[Data records for software interfaces]
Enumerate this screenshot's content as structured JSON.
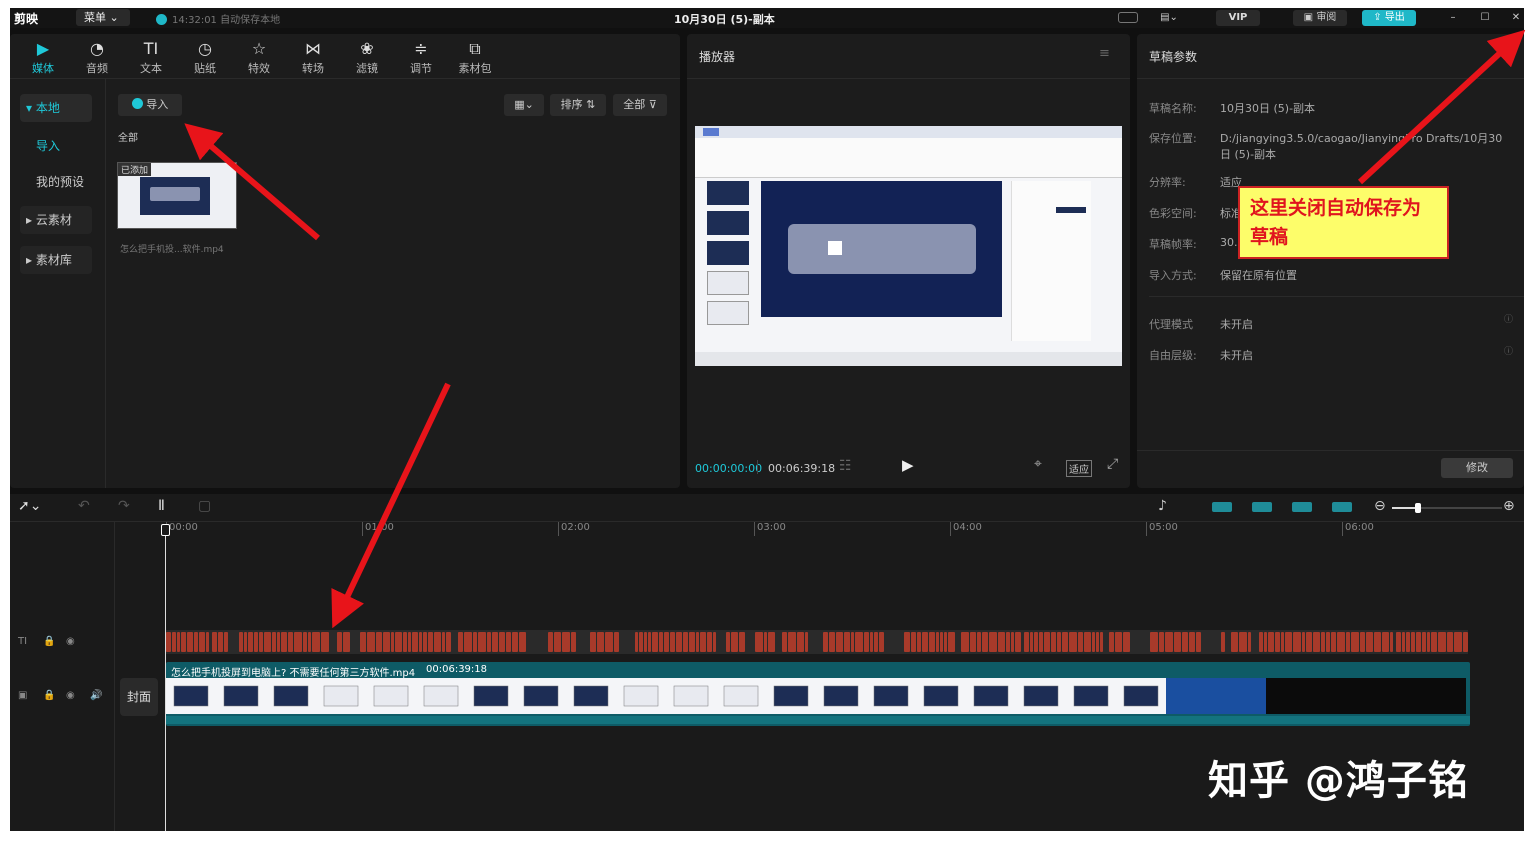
{
  "app": {
    "logo": "剪映",
    "menu": "菜单",
    "autosave": "14:32:01 自动保存本地",
    "title": "10月30日 (5)-副本"
  },
  "titlebar": {
    "vip": "VIP",
    "review": "审阅",
    "export": "导出"
  },
  "media_tools": [
    {
      "label": "媒体",
      "glyph": "▶"
    },
    {
      "label": "音频",
      "glyph": "◔"
    },
    {
      "label": "文本",
      "glyph": "TI"
    },
    {
      "label": "贴纸",
      "glyph": "◷"
    },
    {
      "label": "特效",
      "glyph": "☆"
    },
    {
      "label": "转场",
      "glyph": "⋈"
    },
    {
      "label": "滤镜",
      "glyph": "❀"
    },
    {
      "label": "调节",
      "glyph": "≑"
    },
    {
      "label": "素材包",
      "glyph": "⧉"
    }
  ],
  "sidebar": {
    "local": "▾ 本地",
    "import": "导入",
    "presets": "我的预设",
    "cloud": "▸ 云素材",
    "library": "▸ 素材库"
  },
  "media": {
    "import_btn": "导入",
    "sort": "排序",
    "all": "全部",
    "filter_all": "全部",
    "added_badge": "已添加",
    "clip_name": "怎么把手机投...软件.mp4"
  },
  "player": {
    "title": "播放器",
    "current_time": "00:00:00:00",
    "total_time": "00:06:39:18",
    "fit": "适应"
  },
  "draft": {
    "title": "草稿参数",
    "rows": [
      {
        "label": "草稿名称:",
        "value": "10月30日 (5)-副本"
      },
      {
        "label": "保存位置:",
        "value": "D:/jiangying3.5.0/caogao/JianyingPro Drafts/10月30日 (5)-副本"
      },
      {
        "label": "分辨率:",
        "value": "适应"
      },
      {
        "label": "色彩空间:",
        "value": "标准"
      },
      {
        "label": "草稿帧率:",
        "value": "30.00"
      },
      {
        "label": "导入方式:",
        "value": "保留在原有位置"
      },
      {
        "label": "代理模式",
        "value": "未开启"
      },
      {
        "label": "自由层级:",
        "value": "未开启"
      }
    ],
    "modify_btn": "修改"
  },
  "timeline": {
    "ruler": [
      "00:00",
      "01:00",
      "02:00",
      "03:00",
      "04:00",
      "05:00",
      "06:00"
    ],
    "clip_name": "怎么把手机投屏到电脑上? 不需要任何第三方软件.mp4",
    "clip_duration": "00:06:39:18",
    "cover": "封面"
  },
  "annotation": {
    "callout": "这里关闭自动保存为草稿"
  },
  "watermark": "知乎 @鸿子铭",
  "colors": {
    "accent": "#1fc8d8",
    "arrow": "#e8141a",
    "callout_bg": "#fdfd6a",
    "text_track": "#a83a2a",
    "video_track": "#0e5b66"
  }
}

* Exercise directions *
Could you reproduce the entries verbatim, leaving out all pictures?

* Expected answer *
Enumerate this screenshot's content as structured JSON.
{
  "app": {
    "logo": "剪映",
    "menu": "菜单",
    "autosave": "14:32:01 自动保存本地",
    "title": "10月30日 (5)-副本"
  },
  "titlebar": {
    "vip": "VIP",
    "review": "审阅",
    "export": "导出"
  },
  "media_tools": [
    {
      "label": "媒体",
      "glyph": "▶"
    },
    {
      "label": "音频",
      "glyph": "◔"
    },
    {
      "label": "文本",
      "glyph": "TI"
    },
    {
      "label": "贴纸",
      "glyph": "◷"
    },
    {
      "label": "特效",
      "glyph": "☆"
    },
    {
      "label": "转场",
      "glyph": "⋈"
    },
    {
      "label": "滤镜",
      "glyph": "❀"
    },
    {
      "label": "调节",
      "glyph": "≑"
    },
    {
      "label": "素材包",
      "glyph": "⧉"
    }
  ],
  "sidebar": {
    "local": "▾ 本地",
    "import": "导入",
    "presets": "我的预设",
    "cloud": "▸ 云素材",
    "library": "▸ 素材库"
  },
  "media": {
    "import_btn": "导入",
    "sort": "排序",
    "all": "全部",
    "filter_all": "全部",
    "added_badge": "已添加",
    "clip_name": "怎么把手机投...软件.mp4"
  },
  "player": {
    "title": "播放器",
    "current_time": "00:00:00:00",
    "total_time": "00:06:39:18",
    "fit": "适应"
  },
  "draft": {
    "title": "草稿参数",
    "rows": [
      {
        "label": "草稿名称:",
        "value": "10月30日 (5)-副本"
      },
      {
        "label": "保存位置:",
        "value": "D:/jiangying3.5.0/caogao/JianyingPro Drafts/10月30日 (5)-副本"
      },
      {
        "label": "分辨率:",
        "value": "适应"
      },
      {
        "label": "色彩空间:",
        "value": "标准"
      },
      {
        "label": "草稿帧率:",
        "value": "30.00"
      },
      {
        "label": "导入方式:",
        "value": "保留在原有位置"
      },
      {
        "label": "代理模式",
        "value": "未开启"
      },
      {
        "label": "自由层级:",
        "value": "未开启"
      }
    ],
    "modify_btn": "修改"
  },
  "timeline": {
    "ruler": [
      "00:00",
      "01:00",
      "02:00",
      "03:00",
      "04:00",
      "05:00",
      "06:00"
    ],
    "clip_name": "怎么把手机投屏到电脑上? 不需要任何第三方软件.mp4",
    "clip_duration": "00:06:39:18",
    "cover": "封面"
  },
  "annotation": {
    "callout": "这里关闭自动保存为草稿"
  },
  "watermark": "知乎 @鸿子铭",
  "colors": {
    "accent": "#1fc8d8",
    "arrow": "#e8141a",
    "callout_bg": "#fdfd6a",
    "text_track": "#a83a2a",
    "video_track": "#0e5b66"
  }
}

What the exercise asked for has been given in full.